• TASK DIRECTIONS: Among the lines of the records, find all that carry the word "Community" and copy them.

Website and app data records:
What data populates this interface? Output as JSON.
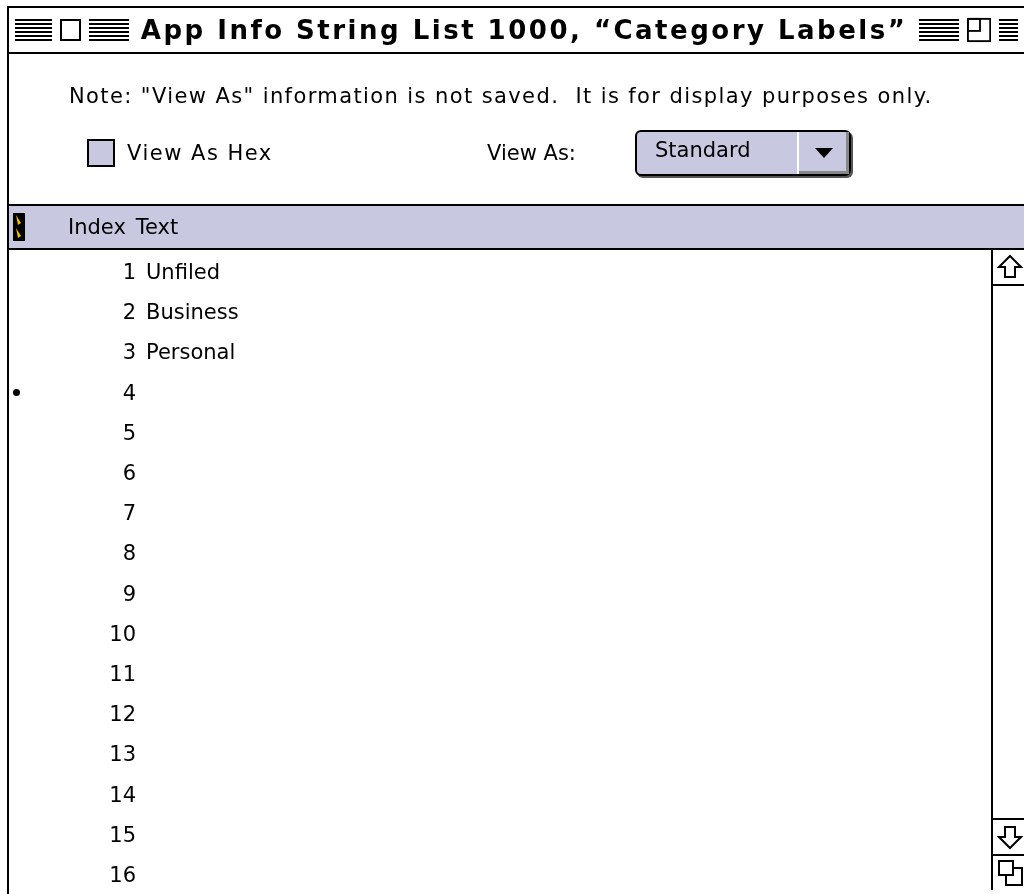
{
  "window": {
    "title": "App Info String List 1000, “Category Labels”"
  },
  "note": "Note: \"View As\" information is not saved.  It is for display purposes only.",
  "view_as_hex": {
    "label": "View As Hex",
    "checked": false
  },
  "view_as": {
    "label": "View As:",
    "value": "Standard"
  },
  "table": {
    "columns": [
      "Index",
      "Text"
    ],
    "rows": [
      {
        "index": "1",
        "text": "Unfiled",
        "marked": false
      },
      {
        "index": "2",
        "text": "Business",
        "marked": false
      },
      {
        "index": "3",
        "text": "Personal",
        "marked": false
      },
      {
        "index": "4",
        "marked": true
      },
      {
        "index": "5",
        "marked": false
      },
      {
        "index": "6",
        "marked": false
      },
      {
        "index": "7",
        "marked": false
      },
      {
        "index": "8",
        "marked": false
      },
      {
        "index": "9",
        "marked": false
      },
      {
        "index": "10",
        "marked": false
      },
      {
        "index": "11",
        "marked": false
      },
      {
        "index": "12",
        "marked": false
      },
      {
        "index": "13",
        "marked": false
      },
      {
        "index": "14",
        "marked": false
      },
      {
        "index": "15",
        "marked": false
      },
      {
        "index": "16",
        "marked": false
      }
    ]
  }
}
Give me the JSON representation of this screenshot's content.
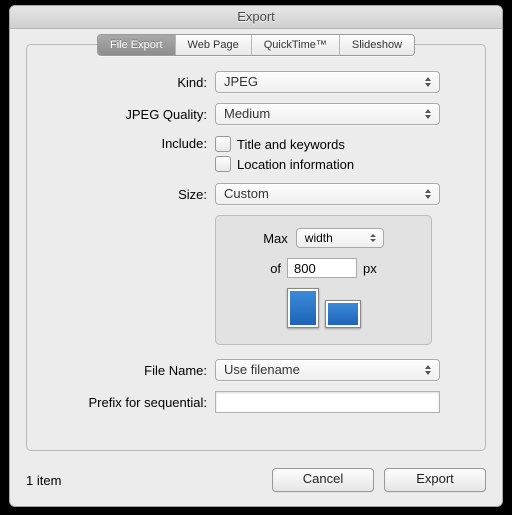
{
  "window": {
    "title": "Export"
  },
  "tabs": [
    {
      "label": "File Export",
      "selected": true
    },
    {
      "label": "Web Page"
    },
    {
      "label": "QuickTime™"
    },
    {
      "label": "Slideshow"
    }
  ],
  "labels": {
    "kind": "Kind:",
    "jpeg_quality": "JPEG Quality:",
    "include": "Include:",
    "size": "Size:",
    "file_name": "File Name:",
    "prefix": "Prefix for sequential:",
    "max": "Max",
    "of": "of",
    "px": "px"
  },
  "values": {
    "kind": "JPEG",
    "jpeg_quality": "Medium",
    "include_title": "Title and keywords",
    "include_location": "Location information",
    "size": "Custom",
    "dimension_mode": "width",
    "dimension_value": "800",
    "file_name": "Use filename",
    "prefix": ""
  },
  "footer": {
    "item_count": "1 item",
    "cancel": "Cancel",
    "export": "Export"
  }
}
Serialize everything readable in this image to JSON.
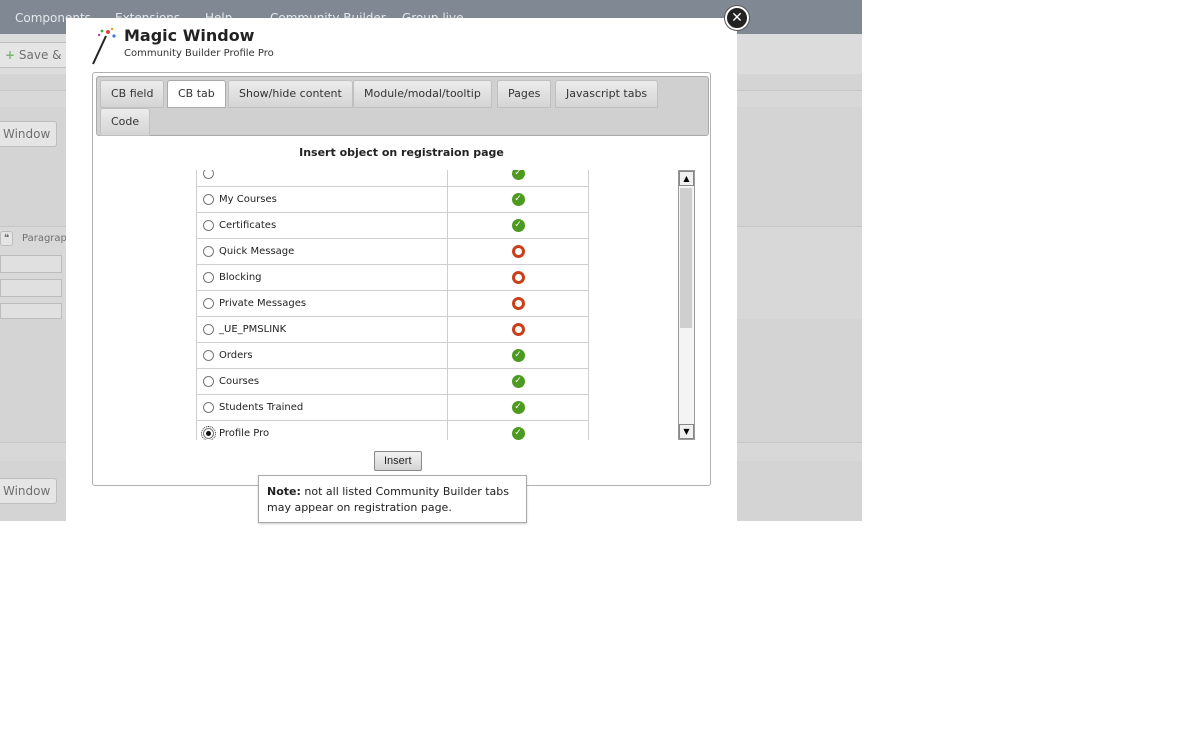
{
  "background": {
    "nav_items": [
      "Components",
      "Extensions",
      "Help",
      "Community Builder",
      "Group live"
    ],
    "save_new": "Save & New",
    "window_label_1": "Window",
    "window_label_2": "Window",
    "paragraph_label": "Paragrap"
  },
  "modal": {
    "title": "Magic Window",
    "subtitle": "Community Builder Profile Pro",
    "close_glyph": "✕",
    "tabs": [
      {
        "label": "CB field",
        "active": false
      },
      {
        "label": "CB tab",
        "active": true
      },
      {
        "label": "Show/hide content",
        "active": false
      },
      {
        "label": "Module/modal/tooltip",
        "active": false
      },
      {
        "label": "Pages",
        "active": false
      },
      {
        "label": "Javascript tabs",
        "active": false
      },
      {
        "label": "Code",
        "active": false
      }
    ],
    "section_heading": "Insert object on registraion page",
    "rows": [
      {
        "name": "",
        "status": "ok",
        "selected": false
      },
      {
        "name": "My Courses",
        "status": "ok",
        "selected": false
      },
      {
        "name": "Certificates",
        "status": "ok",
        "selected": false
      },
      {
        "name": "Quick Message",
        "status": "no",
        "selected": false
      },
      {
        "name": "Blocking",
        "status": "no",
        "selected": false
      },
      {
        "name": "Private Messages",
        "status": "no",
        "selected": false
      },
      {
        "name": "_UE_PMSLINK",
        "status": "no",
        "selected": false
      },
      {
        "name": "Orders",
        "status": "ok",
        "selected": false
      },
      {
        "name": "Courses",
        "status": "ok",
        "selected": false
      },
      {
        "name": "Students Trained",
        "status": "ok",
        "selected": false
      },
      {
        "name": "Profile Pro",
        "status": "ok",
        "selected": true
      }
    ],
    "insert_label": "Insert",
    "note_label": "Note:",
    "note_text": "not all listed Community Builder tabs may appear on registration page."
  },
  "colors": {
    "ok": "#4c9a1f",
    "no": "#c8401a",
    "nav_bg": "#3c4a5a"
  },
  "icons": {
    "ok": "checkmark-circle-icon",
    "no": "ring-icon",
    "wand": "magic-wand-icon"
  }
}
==
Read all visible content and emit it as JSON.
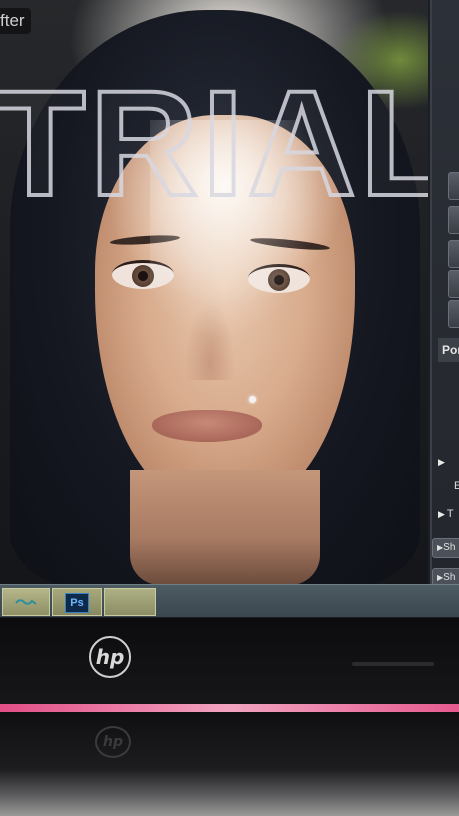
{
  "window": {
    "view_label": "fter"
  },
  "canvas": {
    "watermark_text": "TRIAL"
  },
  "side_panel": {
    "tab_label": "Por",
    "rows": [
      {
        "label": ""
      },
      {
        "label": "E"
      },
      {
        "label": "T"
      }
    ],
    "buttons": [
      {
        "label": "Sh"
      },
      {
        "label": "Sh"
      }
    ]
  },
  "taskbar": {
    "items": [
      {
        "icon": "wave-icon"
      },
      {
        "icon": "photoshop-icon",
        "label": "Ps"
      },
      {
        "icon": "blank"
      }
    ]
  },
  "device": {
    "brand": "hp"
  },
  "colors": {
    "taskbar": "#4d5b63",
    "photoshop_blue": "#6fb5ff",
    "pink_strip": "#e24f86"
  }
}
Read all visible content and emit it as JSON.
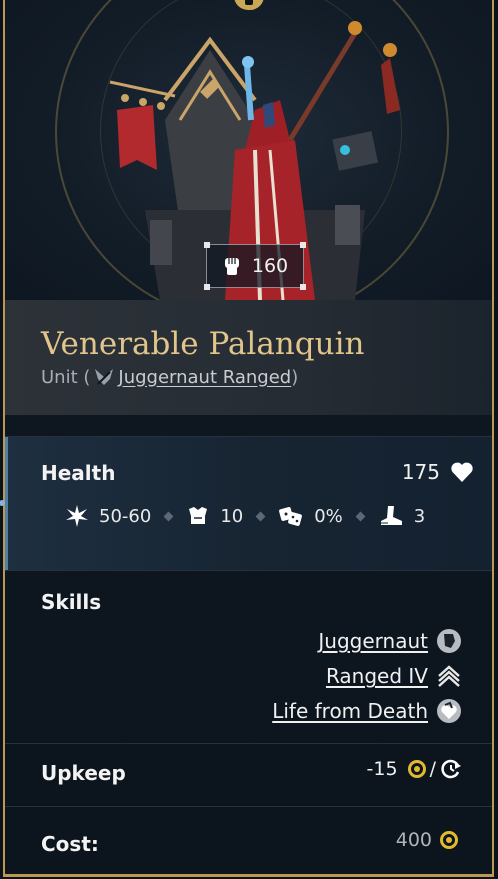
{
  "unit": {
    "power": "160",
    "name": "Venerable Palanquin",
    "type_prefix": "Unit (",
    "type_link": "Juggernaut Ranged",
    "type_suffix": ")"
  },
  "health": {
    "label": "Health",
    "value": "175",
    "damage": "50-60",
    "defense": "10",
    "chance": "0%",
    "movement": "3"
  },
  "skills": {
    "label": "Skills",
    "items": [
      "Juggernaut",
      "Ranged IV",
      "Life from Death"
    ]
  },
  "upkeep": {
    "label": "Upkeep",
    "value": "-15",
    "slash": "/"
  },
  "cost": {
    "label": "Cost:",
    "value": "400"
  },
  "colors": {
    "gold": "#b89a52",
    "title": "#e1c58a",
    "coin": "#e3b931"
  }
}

• ANSWER BOX:
      "Community Builder",
    "subtitle": "Community Builder Profile Pro",
    "note_text": "not all listed Community Builder tabs may appear on registration page."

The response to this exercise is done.